“ I saw people drop five-dollar bills, tens and even twenties. I thought, ‘I couldn’t afford that.’ My husband and I raised 11 kids and we drove bus for about 30 years. And we farmed; well, farmers don’t make that much money. So, I wouldn’t have been able to put in that much.

“I was surprised. Some people, all they had was a few cents. So it was that all the way up to $20. But whatever they put in, I still thanked them the same. It makes people feel good, that they give something.”

It was easy for Elmhorst to connect with people as she said she was raised in a restaurant and has always had the “gift of gab.” She got to chat with people that she hadn’t seen in years but recognized from driving school bus.

She even went out of her way to treat children coming into the store. Elmhorst loves puzzles and had accumulated more than she knew what to do with over the years.

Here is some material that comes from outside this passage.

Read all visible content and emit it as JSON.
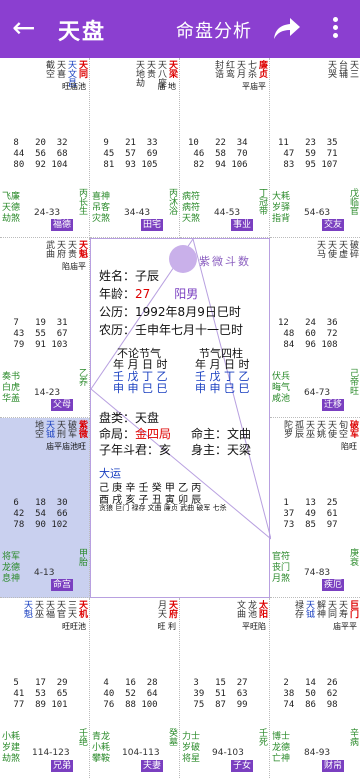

“I started giving puzzles out to the kids. I picked out the kids who their parents looked like maybe they were having a rough time. The kids’ eyes would light up when they got them,” she said.

When asked if she would want to ring bells again, she had no hesitation.

“Absolutely, I loved every minute of it,” she said.

All of the funds raised will stay in Clark County to help people in need. The Salvation Army helps people with rent, transportation and food needs; or helps out in situations like when a natural disaster strikes someone’s home.

Elmhorst even got to hear a personal example of the impact the Salvation Army had.

“One young man came up and put in money and said, ‘I always help the Salvation Army because it saved my dad,’” said Deanna, Joel’s daughter-in-law.

Now, the Salvation Army will be able to help more people locally because of Elmhorst’s efforts. Morrow said she was appreciative of all the bell ringers who raised money. She also extended a special appreciation to Elmhorst for all the time she donated.

“When we thought there would be no one ringing bells and raising money for Salvation Army this wonderful woman stepped up and rang sometimes three times a week … She would fill those buckets until there was no room left,” she said.

To donate to the Salvation Army, go to salvationarmy-usa.org/usn/and click the “Donate Locally” button in the top right-hand corner.




© Every submission is protected by the Digital Millennium Copyright Act of 1998.


Show your appreciation of this freely provided information by not copying it to any other site without our permission.


Become a Clark County History Buff


Report Broken Links

A site created and maintained by the Clark County History Buffs
and supported by your generous donations.


Webmasters: Leon Konieczny, Tanya Paschke,

Janet & Stan Schwarze, James W. Sternitzky,

Crystal Wendt & Al Wessel